4. Getting your way is usually not as important as finding a way to work together.
I can be a bit of a know-it-all. There, I said it. It's really not my intention to be hurtful or brash with people I love. It's just that a lifetime of experience has taught me that in most areas, at most times, I am right about most things. What shocked me several years into my marriage, though, was the realization that the more "right" I was, the more discontented my husband and I were as a couple. See, oddly enough, throughout his life Genoveso has been under the misguided impression that he's right most of the time (go figure!). So we'd lock horns -- often. That is, until I learned a few things.

Namely, that when it comes to certain disagreements, there is no right or wrong -- there is simply your way of looking at things and your husband's. "I used to be very black-and-white earlier in our marriage," says Lindy Vincent, 38, who lives in Minneapolis . "Now I see that I'm not all right and my husband is not all wrong. There's more gray in life than I thought, and that's taught me patience and the value of compromise."

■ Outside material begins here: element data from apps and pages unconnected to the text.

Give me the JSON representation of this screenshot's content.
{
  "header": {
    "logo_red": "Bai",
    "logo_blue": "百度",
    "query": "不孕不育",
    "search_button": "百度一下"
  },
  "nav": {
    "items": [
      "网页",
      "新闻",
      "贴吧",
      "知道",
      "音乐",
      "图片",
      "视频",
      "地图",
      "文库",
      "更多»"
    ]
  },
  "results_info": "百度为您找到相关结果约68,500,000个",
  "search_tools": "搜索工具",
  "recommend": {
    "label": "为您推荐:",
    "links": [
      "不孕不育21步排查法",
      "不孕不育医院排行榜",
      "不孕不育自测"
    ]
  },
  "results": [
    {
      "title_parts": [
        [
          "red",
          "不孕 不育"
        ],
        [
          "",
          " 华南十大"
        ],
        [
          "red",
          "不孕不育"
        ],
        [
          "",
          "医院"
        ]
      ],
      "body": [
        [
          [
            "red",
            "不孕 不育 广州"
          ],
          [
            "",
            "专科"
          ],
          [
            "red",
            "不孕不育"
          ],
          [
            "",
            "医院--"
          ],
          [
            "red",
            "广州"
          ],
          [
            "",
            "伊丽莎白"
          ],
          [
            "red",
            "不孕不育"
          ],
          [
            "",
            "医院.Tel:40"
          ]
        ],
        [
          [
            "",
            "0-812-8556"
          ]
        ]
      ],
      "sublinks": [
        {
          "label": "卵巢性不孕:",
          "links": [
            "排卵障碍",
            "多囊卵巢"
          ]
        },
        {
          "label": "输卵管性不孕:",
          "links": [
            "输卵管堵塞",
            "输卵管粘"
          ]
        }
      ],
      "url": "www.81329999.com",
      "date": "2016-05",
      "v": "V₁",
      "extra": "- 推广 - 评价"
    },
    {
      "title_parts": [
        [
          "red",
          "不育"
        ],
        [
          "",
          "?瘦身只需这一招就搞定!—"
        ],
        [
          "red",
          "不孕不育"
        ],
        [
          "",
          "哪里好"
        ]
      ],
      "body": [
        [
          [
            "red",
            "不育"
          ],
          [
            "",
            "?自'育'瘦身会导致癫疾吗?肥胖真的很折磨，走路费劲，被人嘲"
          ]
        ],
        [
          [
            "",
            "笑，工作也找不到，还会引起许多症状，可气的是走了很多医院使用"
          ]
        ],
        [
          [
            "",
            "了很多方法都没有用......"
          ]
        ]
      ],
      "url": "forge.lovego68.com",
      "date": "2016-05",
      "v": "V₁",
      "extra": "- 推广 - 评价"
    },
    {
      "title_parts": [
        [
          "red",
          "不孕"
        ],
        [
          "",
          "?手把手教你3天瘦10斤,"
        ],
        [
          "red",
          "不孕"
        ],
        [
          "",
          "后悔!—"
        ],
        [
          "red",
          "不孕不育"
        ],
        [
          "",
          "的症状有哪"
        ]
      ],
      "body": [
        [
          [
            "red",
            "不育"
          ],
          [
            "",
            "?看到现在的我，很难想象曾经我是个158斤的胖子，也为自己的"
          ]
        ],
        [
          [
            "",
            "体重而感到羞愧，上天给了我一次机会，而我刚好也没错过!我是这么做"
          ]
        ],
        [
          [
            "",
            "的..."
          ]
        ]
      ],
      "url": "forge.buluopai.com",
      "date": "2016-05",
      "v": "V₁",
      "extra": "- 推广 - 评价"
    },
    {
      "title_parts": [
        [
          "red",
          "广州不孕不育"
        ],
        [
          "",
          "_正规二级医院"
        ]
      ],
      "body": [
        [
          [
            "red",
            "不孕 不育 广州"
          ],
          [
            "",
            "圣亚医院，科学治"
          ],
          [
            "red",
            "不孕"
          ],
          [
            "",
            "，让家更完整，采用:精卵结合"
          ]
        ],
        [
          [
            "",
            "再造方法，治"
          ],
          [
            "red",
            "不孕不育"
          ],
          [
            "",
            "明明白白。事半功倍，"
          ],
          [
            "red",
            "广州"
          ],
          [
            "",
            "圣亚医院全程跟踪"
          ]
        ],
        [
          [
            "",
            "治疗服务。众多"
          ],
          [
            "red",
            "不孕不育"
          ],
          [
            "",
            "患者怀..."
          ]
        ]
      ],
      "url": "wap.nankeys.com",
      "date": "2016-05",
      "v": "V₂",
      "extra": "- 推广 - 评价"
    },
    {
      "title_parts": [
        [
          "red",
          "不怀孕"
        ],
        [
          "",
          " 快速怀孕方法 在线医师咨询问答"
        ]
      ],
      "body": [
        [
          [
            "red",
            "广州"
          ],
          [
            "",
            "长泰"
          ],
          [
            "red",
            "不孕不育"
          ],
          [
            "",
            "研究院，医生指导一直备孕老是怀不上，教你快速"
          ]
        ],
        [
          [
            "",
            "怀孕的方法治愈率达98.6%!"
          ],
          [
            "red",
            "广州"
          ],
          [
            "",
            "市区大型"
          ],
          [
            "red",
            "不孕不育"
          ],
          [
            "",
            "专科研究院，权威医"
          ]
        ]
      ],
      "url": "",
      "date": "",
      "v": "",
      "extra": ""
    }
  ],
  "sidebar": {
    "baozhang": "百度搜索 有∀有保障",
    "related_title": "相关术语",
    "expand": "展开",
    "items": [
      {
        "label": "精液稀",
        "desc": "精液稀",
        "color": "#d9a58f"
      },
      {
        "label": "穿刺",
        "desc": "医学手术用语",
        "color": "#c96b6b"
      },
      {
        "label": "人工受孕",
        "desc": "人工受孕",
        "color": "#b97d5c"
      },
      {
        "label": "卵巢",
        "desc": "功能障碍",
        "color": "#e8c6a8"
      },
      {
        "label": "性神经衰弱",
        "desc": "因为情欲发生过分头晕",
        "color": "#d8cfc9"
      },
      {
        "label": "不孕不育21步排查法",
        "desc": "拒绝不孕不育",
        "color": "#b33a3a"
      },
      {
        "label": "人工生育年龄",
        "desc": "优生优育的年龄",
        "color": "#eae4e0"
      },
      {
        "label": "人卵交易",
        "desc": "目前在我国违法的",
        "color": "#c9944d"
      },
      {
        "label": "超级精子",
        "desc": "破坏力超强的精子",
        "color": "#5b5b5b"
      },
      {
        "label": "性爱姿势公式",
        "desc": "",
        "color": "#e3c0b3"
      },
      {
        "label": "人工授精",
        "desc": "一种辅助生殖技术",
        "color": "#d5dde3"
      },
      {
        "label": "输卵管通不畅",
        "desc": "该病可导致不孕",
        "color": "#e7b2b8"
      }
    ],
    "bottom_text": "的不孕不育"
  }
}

5. A great marriage doesn't mean no conflict; it simply means a couple keeps trying to get it right.
Maybe you think that because of my newfound wisdom, Genoveso and I never fight anymore. Ha! As important as it is to strike a balance, it's also important to have a big, fat fight every now and then. Because when you fight, you don't just raise your voices; you raise real -- sometimes buried -- issues that challenge you to come to a clearer understanding of you, your man, and your relationship. I wouldn't give up our fights for anything in the world, because I know in the end they won't break us; they'll only make us stronger.

6. You'll realize that you can only change yourself.
Ever seen the '80s sci-fi cult classic "Making Mr. Right?" When the stylish heroine, played by Ann Magnuson, is hired to teach a robot how to act like a human, she seizes the chance to create a perfect guy. A hotshot commercial whiz, she uses her marketing prowess to shape John Malkovich's android character into her personal version of the ideal man -- sensitive, eager to please, and willing to listen.

There is a bit of that makeover fantasy in all of us -- something that makes us believe we can change the person we love, make him just a little bit closer to perfect. We may use support and empathy or shouts and ultimatums, but with dogged conviction we take on this huge responsibility, convinced we're doing the right thing.

Whatever our motives, the effort is exhausting. Transforming a full-grown man -- stripping him of decades-old habits, beliefs, and idiosyncrasies -- is truly an impossible task. And you will come to realize, sooner than later if you're lucky, that it is far easier to change the way you respond to him.

7. As you face your fears and insecurities, you will find out what you're really made of.
There were clues when Genoveso and I were dating, especially with the trust thing. Early on, I was supersuspicious of him. He used to say things like, "I'll call you at 8." Then, just to try to trip me up, he'd call at 8. I knew he was up to something, I just couldn't figure out what. The same kinds of experiences followed after the wedding. Except occasionally he would actually mess up. And I had no sense of scale when it came to rating his offenses; everything was a major violation. Whether he teased me about a new haircut or came home late, I seethed for days and even let thoughts of divorce creep into my head. I figured, if he loved me -- really and truly -- this stuff wouldn't happen.

I'd like to be able to say that this irrational behavior lasted only a few months and I eventually worked it out. Kind of, sort of, is closer to the truth. After years of looking deeply into my soul and talking to good friends and the best sister a girl could ever have, I've come to recognize certain things about myself. Not to get all Dr. Phil about it, but I've had to examine my history with an emotionally distant dad and a strong-willed mom and face up to all the ways, both good and bad, that those relationships have affected how I approach my marriage.

That's the strange beauty of marriage: It's full of hard times and hard lessons that no one can ever prepare you for. But in the end, those are the things that give richness to your life together -- and make your love even deeper and stronger than when it began.